desperately to get all the stuff done and feeling drained in the process, I believe
at some point we come to this understanding that we’re really not living at all.
Our minds, like untamed monkeys, are constantly in motion, often dwelling on
the past or fretting about the future.
It begs the question: When are we ever really living in present time?
Let’s face it, being in a state of frenzy does indeed affect our biology. Like software, we begin to store, unconsciously or even consciously, negative programs and patterns of disharmonies and hurriedness into our computer-like bodies. Discomfort and dis-ease then begins to manifest on a physical level. We eventually come to realize that, along the way, we’ve given our spirit away and have drained our life force. Have we lost ourselves forever? Perhaps it’s time to introduce yourself to your Self.
Yoga encourages the body to function as an integrated whole. Body, emotions, mind and spirit can pull in their own directions as each, in turn, demands the fulfillment of its own needs and desires. This causes a continual separation. Yoga unifies the diverse aspects of the organism.
The word "yoga" comes from the root word "yoke," meaning "union." As we begin to practice yoga on a regular basis, integrating our four-bodied system, we come to the greater experience of our higher Self that has always dwelled within – that place of deep peace, contentment and wisdom. In a sense, our reality begins to shift as the experiences of life take on a whole new perspective. A healthy detachment is fostered, as if now, we are the observers of the "picture show." A feeling of balance and centeredness resides, and the life-force within is strengthened and directed by the intelligent body, for deep healing.
Yogic postures, called asanas, are performed in slow motion where no strain should ever be felt. A balanced program of postures works upon every muscle, nerve, gland and organ in the body. Additionally, asanas help to release energies trapped in the spine and joints. It feels wonderful! Breathing completely while performing the asanas also is vital to healthy physical, mental/emotional and spiritual well-being. The primary source of one’s sustenance is derived from the prana or life force extracted from the air. The more life force one has within the body, the more alive one is. When one focuses on the breath and understands the importance of this life force, one becomes totally present in the moment, and a stillness of the mind pervades!

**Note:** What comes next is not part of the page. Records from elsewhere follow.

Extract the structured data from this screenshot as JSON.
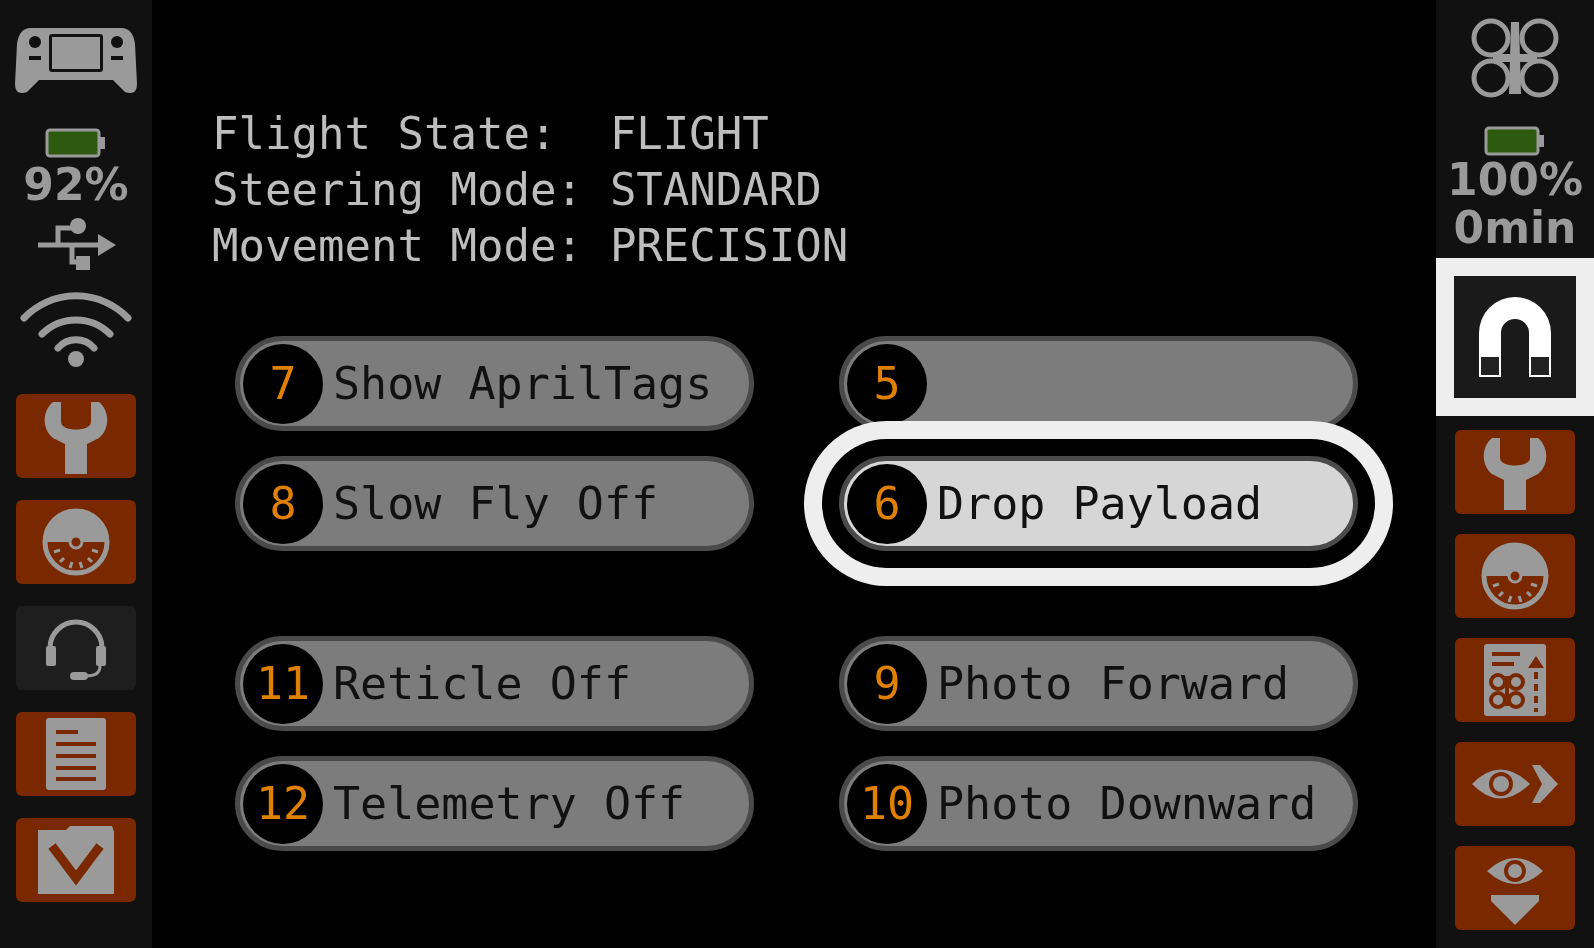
{
  "controller_status": {
    "battery_text": "92%"
  },
  "left_toolbar": [
    {
      "kind": "wrench",
      "disabled": false
    },
    {
      "kind": "gauge",
      "disabled": false
    },
    {
      "kind": "headset",
      "disabled": true
    },
    {
      "kind": "document",
      "disabled": false
    },
    {
      "kind": "folder-down",
      "disabled": false
    }
  ],
  "flight_info": [
    {
      "label": "Flight State:",
      "value": "FLIGHT"
    },
    {
      "label": "Steering Mode:",
      "value": "STANDARD"
    },
    {
      "label": "Movement Mode:",
      "value": "PRECISION"
    }
  ],
  "action_groups": [
    {
      "buttons": [
        {
          "number": "7",
          "label": "Show AprilTags",
          "selected": false
        },
        {
          "number": "5",
          "selected": false
        },
        {
          "number": "8",
          "label": "Slow Fly Off",
          "selected": false
        },
        {
          "number": "6",
          "label": "Drop Payload",
          "selected": true
        }
      ]
    },
    {
      "buttons": [
        {
          "number": "11",
          "label": "Reticle Off",
          "selected": false
        },
        {
          "number": "9",
          "label": "Photo Forward",
          "selected": false
        },
        {
          "number": "12",
          "label": "Telemetry Off",
          "selected": false
        },
        {
          "number": "10",
          "label": "Photo Downward",
          "selected": false
        }
      ]
    }
  ],
  "drone_status": {
    "battery_text": "100%",
    "flight_time": "0min"
  },
  "right_toolbar": [
    {
      "kind": "magnet",
      "selected": true
    },
    {
      "kind": "wrench",
      "selected": false
    },
    {
      "kind": "gauge",
      "selected": false
    },
    {
      "kind": "drone-checklist",
      "selected": false
    },
    {
      "kind": "eye-forward",
      "selected": false
    },
    {
      "kind": "eye-down",
      "selected": false
    }
  ]
}
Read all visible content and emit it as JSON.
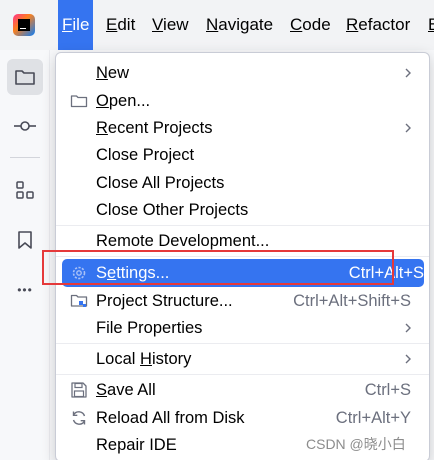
{
  "menubar": {
    "items": [
      {
        "mnemonic": "F",
        "rest": "ile"
      },
      {
        "mnemonic": "E",
        "rest": "dit"
      },
      {
        "mnemonic": "V",
        "rest": "iew"
      },
      {
        "mnemonic": "N",
        "rest": "avigate"
      },
      {
        "mnemonic": "C",
        "rest": "ode"
      },
      {
        "mnemonic": "R",
        "rest": "efactor"
      },
      {
        "mnemonic": "B",
        "rest": ""
      }
    ],
    "active_index": 0
  },
  "toolstrip": {
    "icons": [
      "folder-icon",
      "commit-icon",
      "structure-icon",
      "bookmark-icon",
      "more-icon"
    ],
    "more_glyph": "•••"
  },
  "file_menu": {
    "new": {
      "mn": "N",
      "rest": "ew"
    },
    "open": {
      "mn": "O",
      "rest": "pen..."
    },
    "recent": {
      "mn": "R",
      "rest": "ecent Projects"
    },
    "close_project": "Close Project",
    "close_all": "Close All Projects",
    "close_other": "Close Other Projects",
    "remote_dev": "Remote Development...",
    "settings": {
      "pre": "S",
      "mn": "e",
      "rest": "ttings...",
      "shortcut": "Ctrl+Alt+S"
    },
    "project_structure": {
      "label": "Project Structure...",
      "shortcut": "Ctrl+Alt+Shift+S"
    },
    "file_properties": "File Properties",
    "local_history": {
      "pre": "Local ",
      "mn": "H",
      "rest": "istory"
    },
    "save_all": {
      "mn": "S",
      "rest": "ave All",
      "shortcut": "Ctrl+S"
    },
    "reload": {
      "label": "Reload All from Disk",
      "shortcut": "Ctrl+Alt+Y"
    },
    "repair": "Repair IDE"
  },
  "watermark": "CSDN @晓小白",
  "colors": {
    "accent": "#3574f0",
    "annotation": "#e5393a"
  }
}
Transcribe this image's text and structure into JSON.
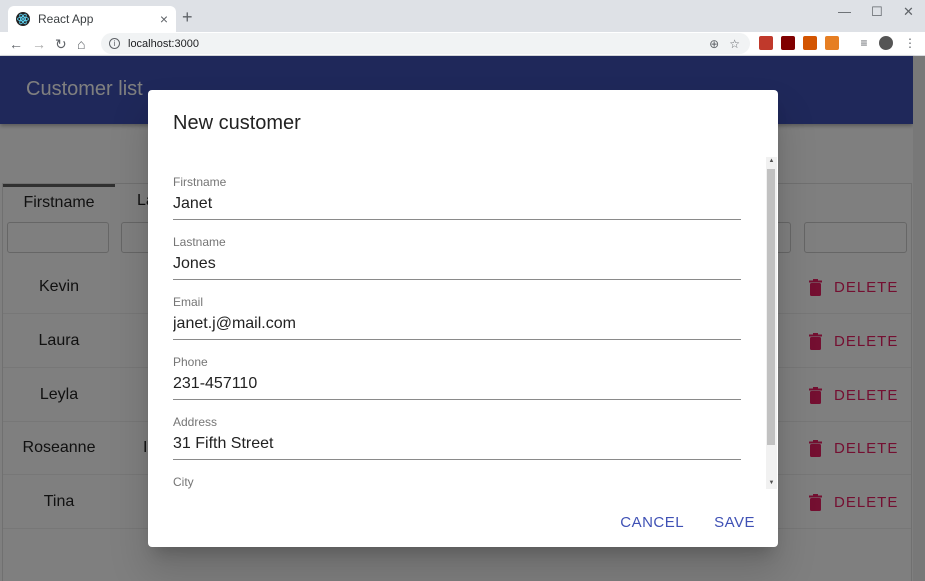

In yoga practice, one aims to relinquish the hold the mind has on the organism. Through such liberation, knowledge of Self occurs, and one experiences the infinite – where there is no mind, there is no limitation. Emotions of the mind can be managed by firstly acknowledging them as blessings, as they give a push for action or motion or to alert us to a discordant mind-thought, but then by letting them quietly subside from the mind ocean. When limitation of mind ceases, the unconditional Self shines as Sat-Chit-Ananda – Existence, Knowledge and Bliss.
So, where does the body end and the mind begin? Where does the mind end and the spirit begin? These aspects of Self are intimately related and can never be divided.
Yogi B.K.S. Iyengar contends that with continued yogic practice, one gains health – the state of complete equilibrium of body, mind and spirit. The yogi never neglects the body or mind, but cherishes them both as he stimulates the life force within. By strengthening and harmonizing these aspects of self, one increases his organism’s healing power.
We practice yoga to realize our true, perfect and divine nature and to dedicate this spirit to the service of humanity for which it is intended.